Data records for software interfaces:
######
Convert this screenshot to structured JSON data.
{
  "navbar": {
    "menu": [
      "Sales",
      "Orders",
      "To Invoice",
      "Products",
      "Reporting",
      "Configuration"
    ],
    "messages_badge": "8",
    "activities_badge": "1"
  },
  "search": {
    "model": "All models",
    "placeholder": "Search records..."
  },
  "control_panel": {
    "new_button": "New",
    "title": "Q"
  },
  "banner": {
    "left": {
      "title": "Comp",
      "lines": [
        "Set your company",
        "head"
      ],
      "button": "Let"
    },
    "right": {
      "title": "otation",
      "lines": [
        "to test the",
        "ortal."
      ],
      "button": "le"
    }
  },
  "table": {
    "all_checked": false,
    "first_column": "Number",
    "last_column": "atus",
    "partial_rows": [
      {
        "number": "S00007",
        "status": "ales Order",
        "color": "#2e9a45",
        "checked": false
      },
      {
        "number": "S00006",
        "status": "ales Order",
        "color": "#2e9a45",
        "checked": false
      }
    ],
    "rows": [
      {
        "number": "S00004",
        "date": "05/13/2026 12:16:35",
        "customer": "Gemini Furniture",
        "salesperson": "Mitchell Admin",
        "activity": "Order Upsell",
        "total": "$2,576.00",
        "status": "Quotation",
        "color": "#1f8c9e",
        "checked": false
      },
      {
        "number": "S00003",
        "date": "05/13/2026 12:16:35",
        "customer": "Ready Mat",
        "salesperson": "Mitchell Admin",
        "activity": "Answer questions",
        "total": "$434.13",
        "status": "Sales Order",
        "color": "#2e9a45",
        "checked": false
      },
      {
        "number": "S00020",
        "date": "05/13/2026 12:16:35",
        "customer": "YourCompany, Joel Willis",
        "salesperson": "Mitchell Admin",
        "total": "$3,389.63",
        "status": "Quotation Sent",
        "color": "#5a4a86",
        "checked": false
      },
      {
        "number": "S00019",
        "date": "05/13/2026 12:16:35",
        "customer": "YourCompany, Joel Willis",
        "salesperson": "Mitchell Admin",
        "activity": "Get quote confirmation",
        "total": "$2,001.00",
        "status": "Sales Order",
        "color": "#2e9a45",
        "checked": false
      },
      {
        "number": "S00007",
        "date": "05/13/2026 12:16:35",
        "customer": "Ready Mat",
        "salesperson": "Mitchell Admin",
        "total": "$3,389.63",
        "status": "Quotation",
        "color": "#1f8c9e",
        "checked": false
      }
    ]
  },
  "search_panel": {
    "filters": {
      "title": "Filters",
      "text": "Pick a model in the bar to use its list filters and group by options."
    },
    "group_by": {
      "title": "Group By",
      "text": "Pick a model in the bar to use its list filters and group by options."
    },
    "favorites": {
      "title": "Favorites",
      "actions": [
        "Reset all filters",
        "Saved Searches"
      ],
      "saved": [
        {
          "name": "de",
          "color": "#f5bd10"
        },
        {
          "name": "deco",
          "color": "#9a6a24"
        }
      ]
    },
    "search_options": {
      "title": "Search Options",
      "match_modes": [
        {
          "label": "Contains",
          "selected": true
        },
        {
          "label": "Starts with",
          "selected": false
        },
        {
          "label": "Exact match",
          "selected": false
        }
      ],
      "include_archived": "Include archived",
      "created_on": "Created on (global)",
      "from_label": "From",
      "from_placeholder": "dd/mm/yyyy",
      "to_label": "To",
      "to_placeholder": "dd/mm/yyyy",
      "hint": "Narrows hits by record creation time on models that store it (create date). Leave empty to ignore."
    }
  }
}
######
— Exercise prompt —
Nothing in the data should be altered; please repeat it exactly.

— Solved exercise —
Convert this screenshot to structured JSON data.
{
  "navbar": {
    "menu": [
      "Sales",
      "Orders",
      "To Invoice",
      "Products",
      "Reporting",
      "Configuration"
    ],
    "messages_badge": "8",
    "activities_badge": "1"
  },
  "search": {
    "model": "All models",
    "placeholder": "Search records..."
  },
  "control_panel": {
    "new_button": "New",
    "title": "Q"
  },
  "banner": {
    "left": {
      "title": "Comp",
      "lines": [
        "Set your company",
        "head"
      ],
      "button": "Let"
    },
    "right": {
      "title": "otation",
      "lines": [
        "to test the",
        "ortal."
      ],
      "button": "le"
    }
  },
  "table": {
    "all_checked": false,
    "first_column": "Number",
    "last_column": "atus",
    "partial_rows": [
      {
        "number": "S00007",
        "status": "ales Order",
        "color": "#2e9a45",
        "checked": false
      },
      {
        "number": "S00006",
        "status": "ales Order",
        "color": "#2e9a45",
        "checked": false
      }
    ],
    "rows": [
      {
        "number": "S00004",
        "date": "05/13/2026 12:16:35",
        "customer": "Gemini Furniture",
        "salesperson": "Mitchell Admin",
        "activity": "Order Upsell",
        "total": "$2,576.00",
        "status": "Quotation",
        "color": "#1f8c9e",
        "checked": false
      },
      {
        "number": "S00003",
        "date": "05/13/2026 12:16:35",
        "customer": "Ready Mat",
        "salesperson": "Mitchell Admin",
        "activity": "Answer questions",
        "total": "$434.13",
        "status": "Sales Order",
        "color": "#2e9a45",
        "checked": false
      },
      {
        "number": "S00020",
        "date": "05/13/2026 12:16:35",
        "customer": "YourCompany, Joel Willis",
        "salesperson": "Mitchell Admin",
        "total": "$3,389.63",
        "status": "Quotation Sent",
        "color": "#5a4a86",
        "checked": false
      },
      {
        "number": "S00019",
        "date": "05/13/2026 12:16:35",
        "customer": "YourCompany, Joel Willis",
        "salesperson": "Mitchell Admin",
        "activity": "Get quote confirmation",
        "total": "$2,001.00",
        "status": "Sales Order",
        "color": "#2e9a45",
        "checked": false
      },
      {
        "number": "S00007",
        "date": "05/13/2026 12:16:35",
        "customer": "Ready Mat",
        "salesperson": "Mitchell Admin",
        "total": "$3,389.63",
        "status": "Quotation",
        "color": "#1f8c9e",
        "checked": false
      }
    ]
  },
  "search_panel": {
    "filters": {
      "title": "Filters",
      "text": "Pick a model in the bar to use its list filters and group by options."
    },
    "group_by": {
      "title": "Group By",
      "text": "Pick a model in the bar to use its list filters and group by options."
    },
    "favorites": {
      "title": "Favorites",
      "actions": [
        "Reset all filters",
        "Saved Searches"
      ],
      "saved": [
        {
          "name": "de",
          "color": "#f5bd10"
        },
        {
          "name": "deco",
          "color": "#9a6a24"
        }
      ]
    },
    "search_options": {
      "title": "Search Options",
      "match_modes": [
        {
          "label": "Contains",
          "selected": true
        },
        {
          "label": "Starts with",
          "selected": false
        },
        {
          "label": "Exact match",
          "selected": false
        }
      ],
      "include_archived": "Include archived",
      "created_on": "Created on (global)",
      "from_label": "From",
      "from_placeholder": "dd/mm/yyyy",
      "to_label": "To",
      "to_placeholder": "dd/mm/yyyy",
      "hint": "Narrows hits by record creation time on models that store it (create date). Leave empty to ignore."
    }
  }
}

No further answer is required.